President tells memorial at the Old Vic in London of friendship with mischievous actor


President Michael D Higgins has paid tribute to the late Peter O’Toole, describing him as a man of grace and genius, during a memorial event in London today.

O’Toole, who achieved stardom in the Oscar-winning classic Lawrence Of Arabia, died in December aged 81, and was renowned for wild living as well as his brilliance as a performer on stage and screen.

Speaking at the event at the Old Vic Theatre in London today, Mr Higgins said the O’Toole “that I knew and loved was a man of immense charm, grace, intelligence and eloquence who was assiduously professional about the vocation of acting.

“To be in his company or to share his friendship was not an experience in the raising of hell - as some tabloids would have it - rather it was about the witness of great talent, mischief, and genius too,” he said.

The eight-time Academy Award nominee - who never won Hollywood’s top acting honour - shot to stardom 50 years ago in the title role of Lawrence Of Arabia, which earned seven Oscars, including best picture and director for David Lean.

His performance as British adventurer TE Lawrence brought him his first best-actor nomination but set him on an unenviable path of Oscar futility. His eight losses without a win is a record among actors.

O’Toole received Oscar nominations for Becket (1964); The Lion In Winter (1968); Goodbye, Mr Chips (1969); The Ruling Class (1972); The Stunt Man (1980); and My Favourite Year (1982).

In the latter film, O’Toole played a dissolute actor preoccupied with drink and debauchery, seemingly a tailor-made role for a star known in his early years for epic carousing with such fellow party animals as Richard Burton, Richard Harris and Peter Finch.

He received an honorary Academy Award in 2003 for his lifetime’s work and retired from showbusiness in 2012.

No living person is sure whether his birthplace was Connemara, Dublin or Leeds.

Mr Higgins said he met O’Toole in 1969, introduced by a mutual friend, beginning a friendship lasting 44 years. He said O’Toole was destined to be a star.

The President said that when he was a boy he had written in his notebook: “I will not be a common man. I will stir the smooth sands of monotony.”

Mr Higgins said that from his breakthrough role in Lawrence of Arabia to the end of his life, “this early reference to sands was somewhat prophetic.”

Amid anecdotes about O’Toole’s love of rugby and cricket - and his battle to control a rabbit problem at his Clifden garden - Mr Higgins mused on his friend’s longevity.

“It was Peter’s great sense of hope, of belief in his craft, that kept him so productive during an acting career that spanned over five decades,” he said.

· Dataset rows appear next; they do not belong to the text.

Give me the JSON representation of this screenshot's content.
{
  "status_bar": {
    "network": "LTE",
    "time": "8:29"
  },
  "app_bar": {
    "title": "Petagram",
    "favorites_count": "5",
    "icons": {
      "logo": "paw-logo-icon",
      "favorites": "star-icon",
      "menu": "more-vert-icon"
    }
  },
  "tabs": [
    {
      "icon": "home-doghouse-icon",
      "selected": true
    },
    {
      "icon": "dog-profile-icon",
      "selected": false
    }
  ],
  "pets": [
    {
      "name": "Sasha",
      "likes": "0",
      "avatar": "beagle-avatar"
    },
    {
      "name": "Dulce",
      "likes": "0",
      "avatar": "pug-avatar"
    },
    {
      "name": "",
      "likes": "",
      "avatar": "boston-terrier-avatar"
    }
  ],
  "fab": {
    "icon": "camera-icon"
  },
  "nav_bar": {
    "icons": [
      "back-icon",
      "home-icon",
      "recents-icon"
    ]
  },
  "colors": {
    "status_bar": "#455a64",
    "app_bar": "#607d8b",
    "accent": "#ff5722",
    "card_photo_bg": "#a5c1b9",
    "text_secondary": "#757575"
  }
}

“It was that affirmative sense of hope and sophisticated sense of what was important in his craft that allowed him to embrace with enthusiasm each of his eight Oscar nominations for an acting role without harbouring any resentment a lesser mortal would have felt when the cruel serendipities of timing snatched from his grasp, what others might have considered, the ultimate prize.”

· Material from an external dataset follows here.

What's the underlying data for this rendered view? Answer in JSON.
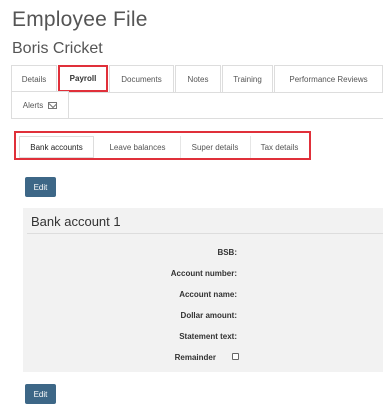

O’Toole went into acting after serving in the Royal Navy, studying at London’s Royal Academy of Dramatic Art.

His early stage successes included the lead in Hamlet and Shylock in The Merchant of Venice.

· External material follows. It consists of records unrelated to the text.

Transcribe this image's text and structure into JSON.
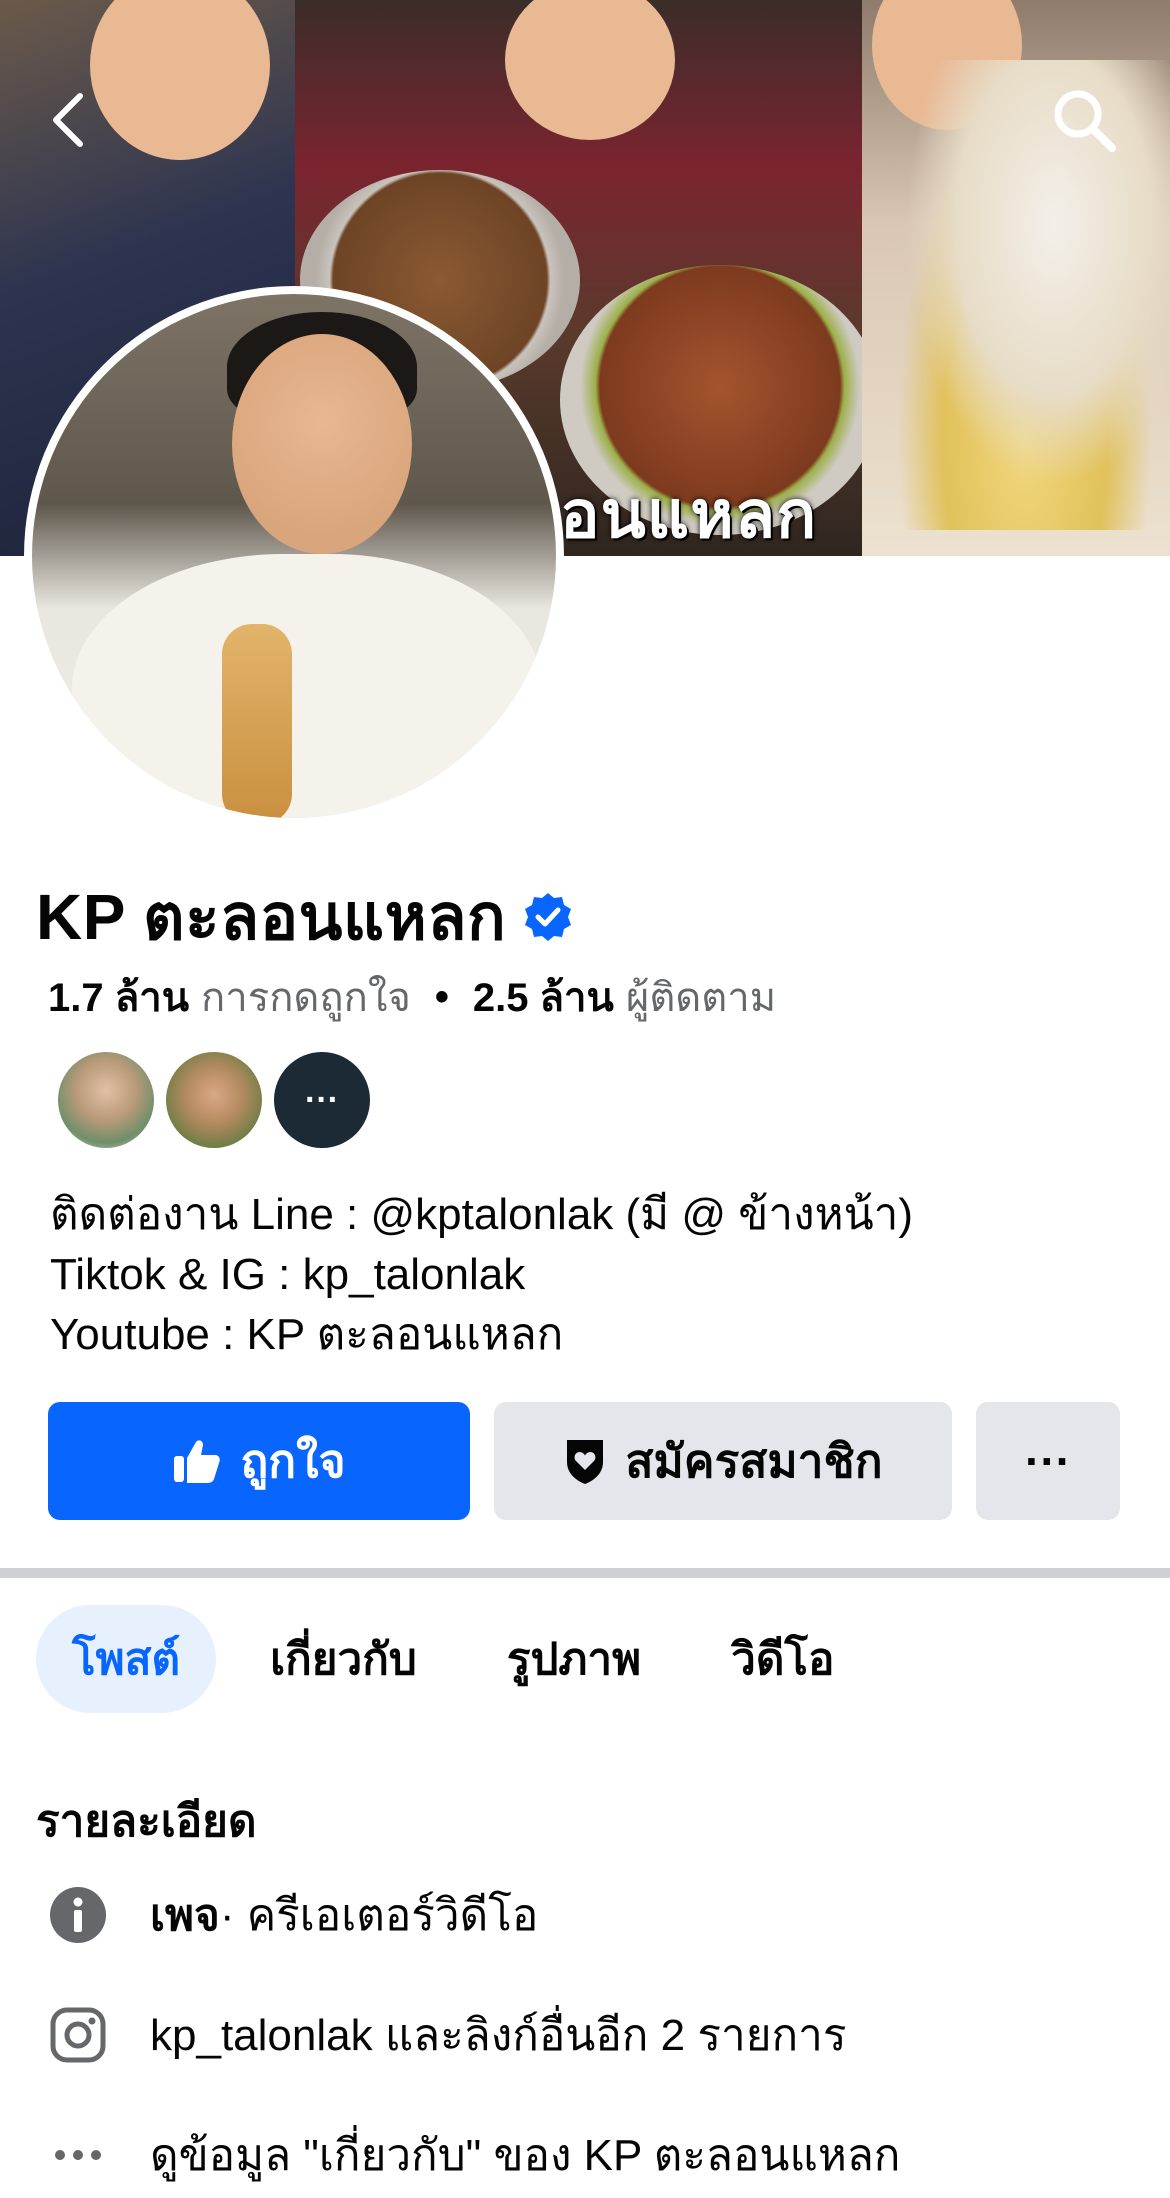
{
  "page": {
    "name": "KP ตะลอนแหลก",
    "cover_overlay_text": "อนแหลก"
  },
  "stats": {
    "likes_value": "1.7 ล้าน",
    "likes_label": "การกดถูกใจ",
    "separator": "•",
    "followers_value": "2.5 ล้าน",
    "followers_label": "ผู้ติดตาม"
  },
  "friends": {
    "more_label": "···"
  },
  "bio": {
    "line1": "ติดต่องาน Line : @kptalonlak (มี @ ข้างหน้า)",
    "line2": "Tiktok & IG : kp_talonlak",
    "line3": "Youtube : KP ตะลอนแหลก"
  },
  "actions": {
    "like_label": "ถูกใจ",
    "subscribe_label": "สมัครสมาชิก",
    "more_label": "···"
  },
  "tabs": [
    {
      "label": "โพสต์",
      "active": true
    },
    {
      "label": "เกี่ยวกับ",
      "active": false
    },
    {
      "label": "รูปภาพ",
      "active": false
    },
    {
      "label": "วิดีโอ",
      "active": false
    }
  ],
  "details": {
    "title": "รายละเอียด",
    "category_strong": "เพจ",
    "category_rest": " · ครีเอเตอร์วิดีโอ",
    "links": "kp_talonlak และลิงก์อื่นอีก 2 รายการ",
    "see_about": "ดูข้อมูล \"เกี่ยวกับ\" ของ KP ตะลอนแหลก"
  },
  "colors": {
    "brand_blue": "#0866ff",
    "secondary_gray": "#e4e6eb",
    "muted_text": "#65676b",
    "active_tab_bg": "#e7f1fe"
  },
  "icons": {
    "back": "chevron-left-icon",
    "search": "search-icon",
    "verified": "verified-badge-icon",
    "like": "thumbs-up-icon",
    "subscribe": "shield-heart-icon",
    "info": "info-icon",
    "instagram": "instagram-icon",
    "more": "more-dots-icon"
  }
}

In 2003, aged 70, O’Toole received an honorary Oscar, often given as a consolation prize for acclaimed actors and filmmakers who never managed to win Hollywood’s top award.

Mr Higgins concluded: “We will not see his like again.”